Raymond Fischer, retired superintendent of the Oxford Area School District, presided over the Oxford Rotary Foundation, which raised the playground funding.
“Everybody in this community just came together for this,” said Betsy Brantner, recently retired borough manager, whose 15 years of service included the playground project. “I don’t think there’s anything, and I’m getting a little choked up here, like watching the faces of children who were not able to play because of their challenges and now can get on swings and play with everyone else and feel included. It’s hard to say God wasn’t involved with all this.”

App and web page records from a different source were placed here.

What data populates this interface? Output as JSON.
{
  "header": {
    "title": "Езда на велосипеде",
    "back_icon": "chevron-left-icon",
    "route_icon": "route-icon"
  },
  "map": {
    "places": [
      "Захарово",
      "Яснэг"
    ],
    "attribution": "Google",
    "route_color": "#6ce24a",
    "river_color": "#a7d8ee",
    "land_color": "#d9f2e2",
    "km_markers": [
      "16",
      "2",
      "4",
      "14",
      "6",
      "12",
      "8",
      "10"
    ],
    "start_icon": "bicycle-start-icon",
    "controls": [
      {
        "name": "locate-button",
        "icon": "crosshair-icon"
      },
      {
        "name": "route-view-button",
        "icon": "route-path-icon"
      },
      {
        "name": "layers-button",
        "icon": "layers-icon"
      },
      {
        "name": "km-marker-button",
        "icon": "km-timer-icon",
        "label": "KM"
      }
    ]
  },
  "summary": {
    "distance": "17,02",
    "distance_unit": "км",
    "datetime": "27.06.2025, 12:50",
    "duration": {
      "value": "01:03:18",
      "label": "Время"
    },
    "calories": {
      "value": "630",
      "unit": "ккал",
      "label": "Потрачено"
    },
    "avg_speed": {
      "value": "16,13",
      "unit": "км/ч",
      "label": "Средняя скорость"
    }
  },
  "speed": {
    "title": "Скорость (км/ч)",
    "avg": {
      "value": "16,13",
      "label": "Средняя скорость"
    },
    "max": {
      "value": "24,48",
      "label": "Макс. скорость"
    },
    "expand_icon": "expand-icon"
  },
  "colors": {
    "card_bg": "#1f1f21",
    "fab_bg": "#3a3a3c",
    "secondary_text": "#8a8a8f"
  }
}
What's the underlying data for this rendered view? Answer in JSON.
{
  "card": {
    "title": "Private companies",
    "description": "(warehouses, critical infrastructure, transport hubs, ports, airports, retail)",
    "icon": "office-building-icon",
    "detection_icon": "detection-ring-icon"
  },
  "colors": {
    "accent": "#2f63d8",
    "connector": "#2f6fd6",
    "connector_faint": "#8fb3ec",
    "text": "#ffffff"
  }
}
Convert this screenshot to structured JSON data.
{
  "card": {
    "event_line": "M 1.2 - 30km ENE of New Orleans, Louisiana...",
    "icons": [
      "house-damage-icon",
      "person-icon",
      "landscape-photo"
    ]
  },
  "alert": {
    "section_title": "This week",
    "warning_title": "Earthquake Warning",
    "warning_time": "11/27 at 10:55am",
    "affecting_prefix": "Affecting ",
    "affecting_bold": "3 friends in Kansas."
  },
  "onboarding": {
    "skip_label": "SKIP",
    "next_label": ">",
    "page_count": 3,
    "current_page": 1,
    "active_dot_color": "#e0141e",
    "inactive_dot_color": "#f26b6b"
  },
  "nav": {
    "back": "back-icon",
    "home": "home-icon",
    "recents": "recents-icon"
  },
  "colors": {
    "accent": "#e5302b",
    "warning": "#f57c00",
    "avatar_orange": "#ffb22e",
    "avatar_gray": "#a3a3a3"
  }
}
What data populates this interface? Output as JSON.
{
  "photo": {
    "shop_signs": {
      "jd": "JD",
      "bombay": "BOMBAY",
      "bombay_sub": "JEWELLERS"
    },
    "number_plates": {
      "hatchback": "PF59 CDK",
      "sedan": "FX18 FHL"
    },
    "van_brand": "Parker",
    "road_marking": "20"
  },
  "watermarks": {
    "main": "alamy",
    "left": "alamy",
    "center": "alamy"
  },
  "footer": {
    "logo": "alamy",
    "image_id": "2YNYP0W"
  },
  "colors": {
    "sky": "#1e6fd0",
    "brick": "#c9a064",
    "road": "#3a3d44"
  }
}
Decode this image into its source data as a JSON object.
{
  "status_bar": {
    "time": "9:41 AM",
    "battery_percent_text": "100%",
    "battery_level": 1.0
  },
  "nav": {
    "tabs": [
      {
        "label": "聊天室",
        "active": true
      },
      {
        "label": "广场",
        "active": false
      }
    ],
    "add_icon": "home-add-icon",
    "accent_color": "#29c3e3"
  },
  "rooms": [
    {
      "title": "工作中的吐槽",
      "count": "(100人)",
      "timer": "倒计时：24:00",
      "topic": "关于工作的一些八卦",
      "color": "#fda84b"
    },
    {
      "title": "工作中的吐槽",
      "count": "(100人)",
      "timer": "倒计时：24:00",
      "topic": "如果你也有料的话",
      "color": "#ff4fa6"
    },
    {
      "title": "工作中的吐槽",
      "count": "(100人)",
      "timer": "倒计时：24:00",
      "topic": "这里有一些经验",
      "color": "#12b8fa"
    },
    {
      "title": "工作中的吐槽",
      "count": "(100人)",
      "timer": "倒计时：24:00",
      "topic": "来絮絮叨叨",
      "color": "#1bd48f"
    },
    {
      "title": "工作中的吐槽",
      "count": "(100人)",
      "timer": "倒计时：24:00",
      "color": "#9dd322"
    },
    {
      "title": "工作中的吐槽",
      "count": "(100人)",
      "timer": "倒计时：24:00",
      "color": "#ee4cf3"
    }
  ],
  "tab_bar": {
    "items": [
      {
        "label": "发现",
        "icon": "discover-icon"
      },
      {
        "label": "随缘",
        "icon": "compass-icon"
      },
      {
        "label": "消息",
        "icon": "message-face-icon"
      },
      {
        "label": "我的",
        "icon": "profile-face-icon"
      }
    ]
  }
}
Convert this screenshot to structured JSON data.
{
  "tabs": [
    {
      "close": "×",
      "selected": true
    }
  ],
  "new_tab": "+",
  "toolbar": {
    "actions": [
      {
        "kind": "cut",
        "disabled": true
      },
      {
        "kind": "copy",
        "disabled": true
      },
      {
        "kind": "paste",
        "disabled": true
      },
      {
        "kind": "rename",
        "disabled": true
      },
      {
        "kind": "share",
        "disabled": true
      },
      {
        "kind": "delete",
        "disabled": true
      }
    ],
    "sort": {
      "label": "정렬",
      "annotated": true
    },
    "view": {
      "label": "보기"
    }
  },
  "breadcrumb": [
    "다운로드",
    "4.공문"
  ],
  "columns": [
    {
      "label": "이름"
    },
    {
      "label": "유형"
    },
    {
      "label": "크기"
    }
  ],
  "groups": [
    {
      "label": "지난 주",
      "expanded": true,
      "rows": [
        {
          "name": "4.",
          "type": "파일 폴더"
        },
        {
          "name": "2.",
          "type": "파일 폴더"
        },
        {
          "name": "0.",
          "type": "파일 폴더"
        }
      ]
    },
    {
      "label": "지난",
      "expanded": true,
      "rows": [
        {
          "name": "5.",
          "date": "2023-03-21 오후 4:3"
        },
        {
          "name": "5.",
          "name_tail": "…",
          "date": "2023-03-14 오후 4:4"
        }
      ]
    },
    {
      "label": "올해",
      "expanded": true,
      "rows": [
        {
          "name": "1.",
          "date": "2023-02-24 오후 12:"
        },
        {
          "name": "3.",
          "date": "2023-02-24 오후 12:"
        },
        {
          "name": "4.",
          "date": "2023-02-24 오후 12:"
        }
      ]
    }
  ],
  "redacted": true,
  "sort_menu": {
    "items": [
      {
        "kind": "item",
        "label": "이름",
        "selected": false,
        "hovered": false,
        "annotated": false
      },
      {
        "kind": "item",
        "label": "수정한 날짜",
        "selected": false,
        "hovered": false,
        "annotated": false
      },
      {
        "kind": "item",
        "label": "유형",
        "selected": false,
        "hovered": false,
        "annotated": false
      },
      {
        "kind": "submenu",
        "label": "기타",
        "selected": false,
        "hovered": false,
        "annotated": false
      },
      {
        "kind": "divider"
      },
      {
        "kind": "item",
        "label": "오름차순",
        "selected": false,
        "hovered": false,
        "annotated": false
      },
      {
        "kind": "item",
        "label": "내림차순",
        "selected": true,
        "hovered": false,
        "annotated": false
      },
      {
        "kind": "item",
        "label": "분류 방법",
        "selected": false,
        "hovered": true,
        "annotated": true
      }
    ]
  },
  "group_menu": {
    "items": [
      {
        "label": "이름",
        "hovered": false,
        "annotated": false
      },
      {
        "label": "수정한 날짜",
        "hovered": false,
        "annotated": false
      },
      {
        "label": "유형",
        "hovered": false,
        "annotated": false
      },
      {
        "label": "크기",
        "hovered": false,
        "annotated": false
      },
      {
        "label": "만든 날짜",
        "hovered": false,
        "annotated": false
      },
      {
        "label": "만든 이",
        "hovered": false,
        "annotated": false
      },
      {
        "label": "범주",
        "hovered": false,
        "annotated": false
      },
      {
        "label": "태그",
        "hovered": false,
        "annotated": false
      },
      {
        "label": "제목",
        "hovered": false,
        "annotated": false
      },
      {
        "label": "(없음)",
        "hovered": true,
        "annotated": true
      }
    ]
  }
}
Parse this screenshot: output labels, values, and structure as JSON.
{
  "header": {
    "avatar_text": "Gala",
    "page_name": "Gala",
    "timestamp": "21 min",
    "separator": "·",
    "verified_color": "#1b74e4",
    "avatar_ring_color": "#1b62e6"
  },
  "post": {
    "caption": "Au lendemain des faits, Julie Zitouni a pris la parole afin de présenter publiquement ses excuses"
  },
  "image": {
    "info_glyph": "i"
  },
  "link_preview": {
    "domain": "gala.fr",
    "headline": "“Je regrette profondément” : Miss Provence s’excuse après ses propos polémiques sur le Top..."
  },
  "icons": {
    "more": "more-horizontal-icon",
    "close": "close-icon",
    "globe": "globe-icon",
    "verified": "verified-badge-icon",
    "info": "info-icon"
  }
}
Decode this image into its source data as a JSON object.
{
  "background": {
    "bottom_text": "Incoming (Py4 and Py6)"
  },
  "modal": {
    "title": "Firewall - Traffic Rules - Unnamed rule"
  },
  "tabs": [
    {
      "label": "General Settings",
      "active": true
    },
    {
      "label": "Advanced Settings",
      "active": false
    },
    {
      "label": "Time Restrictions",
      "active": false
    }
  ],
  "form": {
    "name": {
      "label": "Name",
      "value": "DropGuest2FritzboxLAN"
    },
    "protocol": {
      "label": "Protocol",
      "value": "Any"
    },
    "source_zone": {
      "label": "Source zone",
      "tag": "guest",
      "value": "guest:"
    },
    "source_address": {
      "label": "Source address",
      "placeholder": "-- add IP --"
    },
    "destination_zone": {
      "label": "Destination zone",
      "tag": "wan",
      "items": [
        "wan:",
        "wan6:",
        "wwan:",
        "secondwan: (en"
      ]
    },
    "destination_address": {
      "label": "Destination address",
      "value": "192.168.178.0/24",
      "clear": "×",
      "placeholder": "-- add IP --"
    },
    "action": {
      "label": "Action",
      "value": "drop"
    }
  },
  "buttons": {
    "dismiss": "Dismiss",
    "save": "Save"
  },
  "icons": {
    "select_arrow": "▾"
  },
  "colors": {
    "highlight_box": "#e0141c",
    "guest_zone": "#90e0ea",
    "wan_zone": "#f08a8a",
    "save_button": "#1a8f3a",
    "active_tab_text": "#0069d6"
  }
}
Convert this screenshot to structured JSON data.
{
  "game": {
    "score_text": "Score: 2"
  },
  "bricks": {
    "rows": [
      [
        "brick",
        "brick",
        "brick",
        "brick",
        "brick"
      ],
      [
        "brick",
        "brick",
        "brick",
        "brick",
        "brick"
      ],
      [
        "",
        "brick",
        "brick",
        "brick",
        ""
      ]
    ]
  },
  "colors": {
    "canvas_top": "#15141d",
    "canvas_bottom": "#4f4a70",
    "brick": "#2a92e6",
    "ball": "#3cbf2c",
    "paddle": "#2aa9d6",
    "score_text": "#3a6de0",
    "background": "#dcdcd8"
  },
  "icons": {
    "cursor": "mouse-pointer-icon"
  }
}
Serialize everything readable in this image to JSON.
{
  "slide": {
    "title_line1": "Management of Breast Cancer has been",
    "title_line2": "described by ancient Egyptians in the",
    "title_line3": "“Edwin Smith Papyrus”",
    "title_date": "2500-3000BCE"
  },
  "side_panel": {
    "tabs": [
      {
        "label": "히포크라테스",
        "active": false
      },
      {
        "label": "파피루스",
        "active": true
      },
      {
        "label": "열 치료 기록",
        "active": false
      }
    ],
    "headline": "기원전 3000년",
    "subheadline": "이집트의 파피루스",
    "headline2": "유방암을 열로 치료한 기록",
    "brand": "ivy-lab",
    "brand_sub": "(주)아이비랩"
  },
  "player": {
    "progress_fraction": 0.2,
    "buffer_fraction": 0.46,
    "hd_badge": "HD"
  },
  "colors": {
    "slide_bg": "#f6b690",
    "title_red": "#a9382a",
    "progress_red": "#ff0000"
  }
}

Watching Joey wheel around the playground, offering a smile and a fist-bump to every kid he met, his mom said, “Joey’s been like that since his first smile. He’s never turned it off. He started kindergarten at Avon Grove Charter and made friends with everybody. They call him ‘the Mayor.’
Joey was born with myelomeningocele, the most severe form of spina bifida, his mother said.
“Joey’s going for his 21st surgery next month,” she said, “so while the weather’s like this, I wanted to get him out in the fresh air as much as possible. He’s outgrown the bucket swings. Before this opened, the nearest inclusive playground was in Wilmington, too far to drive.”
She watched her son try all the play stations before returning to his favorite, the wheelchair-accessible swing.
“I want to cry thinking about this,” she said. “It’s too much.”